The problem ▸ Give back each line of the listing below that contains the string "major".

Listed records ▸
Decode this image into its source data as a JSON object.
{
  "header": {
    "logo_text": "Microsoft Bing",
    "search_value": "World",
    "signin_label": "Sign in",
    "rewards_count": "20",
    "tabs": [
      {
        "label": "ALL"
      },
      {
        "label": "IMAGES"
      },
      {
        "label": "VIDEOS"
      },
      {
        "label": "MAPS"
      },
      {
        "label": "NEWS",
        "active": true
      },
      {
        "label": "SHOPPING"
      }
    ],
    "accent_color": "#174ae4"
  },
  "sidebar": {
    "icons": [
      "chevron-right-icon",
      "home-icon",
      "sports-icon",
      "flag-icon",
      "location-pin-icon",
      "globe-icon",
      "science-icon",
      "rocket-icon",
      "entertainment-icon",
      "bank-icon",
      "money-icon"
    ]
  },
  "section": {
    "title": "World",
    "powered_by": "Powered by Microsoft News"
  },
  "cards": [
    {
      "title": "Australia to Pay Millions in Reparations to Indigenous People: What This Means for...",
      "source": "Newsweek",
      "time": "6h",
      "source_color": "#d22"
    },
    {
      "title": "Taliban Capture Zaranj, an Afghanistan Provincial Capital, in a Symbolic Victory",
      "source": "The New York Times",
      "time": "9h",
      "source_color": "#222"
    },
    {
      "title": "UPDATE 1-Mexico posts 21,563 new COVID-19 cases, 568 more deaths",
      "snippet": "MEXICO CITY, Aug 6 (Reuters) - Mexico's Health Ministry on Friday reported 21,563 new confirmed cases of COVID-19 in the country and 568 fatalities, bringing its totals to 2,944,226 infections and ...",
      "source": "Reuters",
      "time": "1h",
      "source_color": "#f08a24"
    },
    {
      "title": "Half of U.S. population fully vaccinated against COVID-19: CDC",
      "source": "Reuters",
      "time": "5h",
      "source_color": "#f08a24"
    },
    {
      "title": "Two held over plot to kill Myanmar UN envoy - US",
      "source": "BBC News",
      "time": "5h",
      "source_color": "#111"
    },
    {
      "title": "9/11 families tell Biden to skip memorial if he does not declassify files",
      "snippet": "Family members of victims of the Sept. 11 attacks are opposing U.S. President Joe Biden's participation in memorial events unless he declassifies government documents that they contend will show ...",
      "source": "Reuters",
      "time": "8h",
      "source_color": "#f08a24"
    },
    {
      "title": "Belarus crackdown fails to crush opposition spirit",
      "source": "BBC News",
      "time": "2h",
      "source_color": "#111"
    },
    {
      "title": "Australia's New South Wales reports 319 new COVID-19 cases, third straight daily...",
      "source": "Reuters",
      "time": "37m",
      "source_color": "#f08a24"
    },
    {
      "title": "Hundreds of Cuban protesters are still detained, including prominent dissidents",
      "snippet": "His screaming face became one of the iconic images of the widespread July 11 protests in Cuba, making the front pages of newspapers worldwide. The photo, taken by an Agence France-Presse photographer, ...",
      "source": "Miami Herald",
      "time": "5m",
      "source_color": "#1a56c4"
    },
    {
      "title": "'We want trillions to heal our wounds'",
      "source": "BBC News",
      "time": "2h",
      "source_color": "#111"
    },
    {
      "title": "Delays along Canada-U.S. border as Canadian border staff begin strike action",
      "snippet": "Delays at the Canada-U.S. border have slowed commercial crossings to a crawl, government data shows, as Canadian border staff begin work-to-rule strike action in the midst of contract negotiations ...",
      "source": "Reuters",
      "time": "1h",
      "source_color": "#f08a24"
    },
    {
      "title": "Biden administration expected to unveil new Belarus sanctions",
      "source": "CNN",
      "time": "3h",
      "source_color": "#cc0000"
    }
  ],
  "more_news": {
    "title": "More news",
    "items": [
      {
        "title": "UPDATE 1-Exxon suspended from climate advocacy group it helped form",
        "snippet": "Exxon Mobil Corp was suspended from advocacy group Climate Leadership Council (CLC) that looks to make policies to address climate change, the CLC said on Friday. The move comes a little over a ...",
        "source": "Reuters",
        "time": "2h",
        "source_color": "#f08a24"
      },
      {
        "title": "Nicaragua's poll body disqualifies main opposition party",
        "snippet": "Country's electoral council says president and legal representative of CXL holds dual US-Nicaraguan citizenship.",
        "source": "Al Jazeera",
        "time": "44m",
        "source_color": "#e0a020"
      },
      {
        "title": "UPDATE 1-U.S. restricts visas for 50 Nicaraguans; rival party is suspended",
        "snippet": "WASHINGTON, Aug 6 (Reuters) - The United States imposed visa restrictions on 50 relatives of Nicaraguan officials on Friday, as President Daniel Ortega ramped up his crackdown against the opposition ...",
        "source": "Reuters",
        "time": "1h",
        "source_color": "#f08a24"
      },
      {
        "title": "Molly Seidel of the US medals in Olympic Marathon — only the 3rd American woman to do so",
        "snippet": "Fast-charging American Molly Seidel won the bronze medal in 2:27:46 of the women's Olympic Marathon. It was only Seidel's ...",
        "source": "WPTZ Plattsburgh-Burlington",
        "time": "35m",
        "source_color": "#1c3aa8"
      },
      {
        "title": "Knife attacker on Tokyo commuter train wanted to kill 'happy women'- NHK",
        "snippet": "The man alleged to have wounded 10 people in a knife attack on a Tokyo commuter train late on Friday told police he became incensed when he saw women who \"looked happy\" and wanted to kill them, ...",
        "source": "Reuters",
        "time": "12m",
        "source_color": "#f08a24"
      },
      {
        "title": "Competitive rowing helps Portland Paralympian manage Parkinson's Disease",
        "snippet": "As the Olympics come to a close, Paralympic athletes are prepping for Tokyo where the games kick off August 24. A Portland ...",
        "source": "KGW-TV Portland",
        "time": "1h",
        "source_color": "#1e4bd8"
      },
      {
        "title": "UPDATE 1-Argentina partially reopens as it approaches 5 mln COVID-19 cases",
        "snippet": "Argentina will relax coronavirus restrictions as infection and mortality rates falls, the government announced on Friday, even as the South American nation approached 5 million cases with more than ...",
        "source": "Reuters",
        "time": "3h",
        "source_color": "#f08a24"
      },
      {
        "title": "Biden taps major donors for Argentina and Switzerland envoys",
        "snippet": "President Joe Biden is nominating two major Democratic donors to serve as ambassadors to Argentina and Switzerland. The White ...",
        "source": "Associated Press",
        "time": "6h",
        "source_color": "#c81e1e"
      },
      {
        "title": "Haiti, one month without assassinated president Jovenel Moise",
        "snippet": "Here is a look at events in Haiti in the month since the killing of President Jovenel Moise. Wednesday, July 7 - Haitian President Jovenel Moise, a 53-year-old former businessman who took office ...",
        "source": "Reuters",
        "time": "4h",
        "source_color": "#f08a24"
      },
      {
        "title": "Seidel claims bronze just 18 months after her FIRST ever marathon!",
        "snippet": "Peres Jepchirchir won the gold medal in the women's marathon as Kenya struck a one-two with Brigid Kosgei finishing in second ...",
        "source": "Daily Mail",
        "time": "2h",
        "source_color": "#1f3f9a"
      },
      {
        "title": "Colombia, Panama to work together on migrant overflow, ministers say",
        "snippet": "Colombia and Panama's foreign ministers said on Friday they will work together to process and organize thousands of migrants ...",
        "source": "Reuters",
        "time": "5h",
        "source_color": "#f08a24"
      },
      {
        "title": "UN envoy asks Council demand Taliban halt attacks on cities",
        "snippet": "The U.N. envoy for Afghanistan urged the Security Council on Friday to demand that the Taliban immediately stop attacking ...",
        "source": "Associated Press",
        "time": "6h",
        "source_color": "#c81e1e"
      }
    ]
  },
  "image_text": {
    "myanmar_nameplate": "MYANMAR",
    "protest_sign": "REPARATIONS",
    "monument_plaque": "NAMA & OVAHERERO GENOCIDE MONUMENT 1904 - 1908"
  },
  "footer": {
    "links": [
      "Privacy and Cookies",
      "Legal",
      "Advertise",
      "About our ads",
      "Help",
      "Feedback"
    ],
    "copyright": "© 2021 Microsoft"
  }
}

Final answer ▸
        "title": "Biden taps major donors for Argentina and Switzerland envoys",
        "snippet": "President Joe Biden is nominating two major Democratic donors to serve as ambassadors to Argentina and Switzerland. The White ...",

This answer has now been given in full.